Voyer: Vinson 2001
standing at the Earth's three polesóthe North
Pole, the South Pole and Mount
EverestóBernard Voyer has taken on a new
challenge: A world tour via the highest mountain
on each continent.
November 8, 2001, Bernard
Voyer will complete the last stop on his World
Tour of the highest mountains, by climbing Mount
Vinson (4897 meters), the highest peak in the Antarctic,
with climbing partner Nathalie Tremblay.
morning the weather was still terrible over
Antarctica, but at 3:00 pm we received a call to go to
the airport. The Russian crew wanted the various
climbers and skiers to go, in case we could take off
because the weather reports and the latest satellite
photos showed some possible improvement over
went to the airport. At 4:00 pm, there we were waiting
and we were getting weather reports every 20 minutes,
but nothing was confirmed. The wind was picking up
again and clouds were moving in. We waited until 7:00
pm before the Russian crew decided that we should
return to Punta Arenas and wait.
have now met other climbers who also want to climb Mount
Vinson, but, unlike us, they had planned to leave
for Antarctica at the end of November to make the
climb in the first fifteen days of December; as a
result there are many of us here now-the November
climbers and the December climbers, so to speak. We
get along fairly well and we have had the opportunity
to get to know them, including mountain climbers from
Norway, Austria, and Scotland. There is also a climber
from Japan, Australia, New Zealand, and Romania and
some climbers from the United States. And if it
carries on like this, I have to say that Santa Claus
will also be coming to join our expedition since time
is marching on and people are starting to talk about
very long delays.
are in fairly good spirits. We are very focused on
climbing this mountain and nothing is going to upset
us, at any rate, not very much at the moment. We are
waiting for good weather. It is indeed an atrocious
spring in Antarctica with dreadful weather up to now,
with the result that there have been no flights to
Antarctica, except this first DC-3 flight, which was
able to land at Patriot Hills.
is waiting-there is nothing else to do. When we leave
for the airport it feels strange because here in Punta
Arenas, it is definitely springtime. The trees are in
bloom and we can see lilacs and tulips, yet we always
leave the hotel dressed for winter in our big down
suits, huge climbing boots, anoraks, our hat and
gloves in our hands, and our rucksacks on our back.
And once on board the Ilyushin, it is not very well
insulated, so it's cold. However, four and a half to
five hours later, when you get out of the plane at
Patriot Hills, you are immediately greeted with very
strong winds and ice, on which you have to erect a
small nylon tent.
are waiting for the flight after the DC-3, which will
take us to the base camp at Mount Vinson; as time
wears on, there seems to be a bigger contrast between
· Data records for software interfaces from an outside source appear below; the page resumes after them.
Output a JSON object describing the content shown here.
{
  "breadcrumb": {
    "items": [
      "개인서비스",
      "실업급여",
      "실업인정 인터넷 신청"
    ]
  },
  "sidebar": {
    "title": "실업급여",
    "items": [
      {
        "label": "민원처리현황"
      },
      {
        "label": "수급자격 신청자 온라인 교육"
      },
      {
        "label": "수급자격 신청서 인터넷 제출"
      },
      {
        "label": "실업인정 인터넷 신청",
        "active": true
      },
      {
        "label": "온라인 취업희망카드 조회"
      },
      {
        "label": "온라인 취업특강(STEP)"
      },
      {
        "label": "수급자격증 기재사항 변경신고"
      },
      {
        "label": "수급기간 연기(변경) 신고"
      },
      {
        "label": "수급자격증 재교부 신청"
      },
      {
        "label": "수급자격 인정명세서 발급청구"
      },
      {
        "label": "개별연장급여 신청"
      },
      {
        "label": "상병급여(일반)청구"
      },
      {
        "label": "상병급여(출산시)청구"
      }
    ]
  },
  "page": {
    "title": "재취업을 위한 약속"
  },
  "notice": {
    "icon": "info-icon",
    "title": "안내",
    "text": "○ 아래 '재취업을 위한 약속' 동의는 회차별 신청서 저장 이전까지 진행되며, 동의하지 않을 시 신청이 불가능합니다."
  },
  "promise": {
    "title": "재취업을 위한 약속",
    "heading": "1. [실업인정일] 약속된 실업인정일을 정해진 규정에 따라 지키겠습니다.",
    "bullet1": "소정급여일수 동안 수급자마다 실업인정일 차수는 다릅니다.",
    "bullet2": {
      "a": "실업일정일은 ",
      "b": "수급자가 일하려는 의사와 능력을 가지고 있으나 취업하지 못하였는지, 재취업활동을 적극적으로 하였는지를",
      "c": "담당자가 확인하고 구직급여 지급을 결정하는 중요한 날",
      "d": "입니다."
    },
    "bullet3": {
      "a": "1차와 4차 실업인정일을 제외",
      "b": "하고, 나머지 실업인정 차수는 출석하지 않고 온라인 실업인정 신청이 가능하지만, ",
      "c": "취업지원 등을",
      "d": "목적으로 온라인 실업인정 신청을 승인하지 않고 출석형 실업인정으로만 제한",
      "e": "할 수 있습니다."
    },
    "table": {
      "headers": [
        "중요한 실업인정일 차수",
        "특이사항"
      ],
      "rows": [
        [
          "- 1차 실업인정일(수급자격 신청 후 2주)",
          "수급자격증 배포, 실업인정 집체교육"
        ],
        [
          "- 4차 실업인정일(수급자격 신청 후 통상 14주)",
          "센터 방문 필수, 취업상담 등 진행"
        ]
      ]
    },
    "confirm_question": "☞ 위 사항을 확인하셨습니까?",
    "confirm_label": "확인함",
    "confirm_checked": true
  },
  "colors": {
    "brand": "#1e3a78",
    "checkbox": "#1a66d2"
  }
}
our clothing and our preparations, and the weather
here in Punta Arenas. The children will finish school
in a few days for their summer vacation, when people
start eating ice cream in the street. Life goes on
here in Punta Arenas.
web site for more up to date dispatches in French.
more on Bernard on EverestNews.com including his
interview after Everest see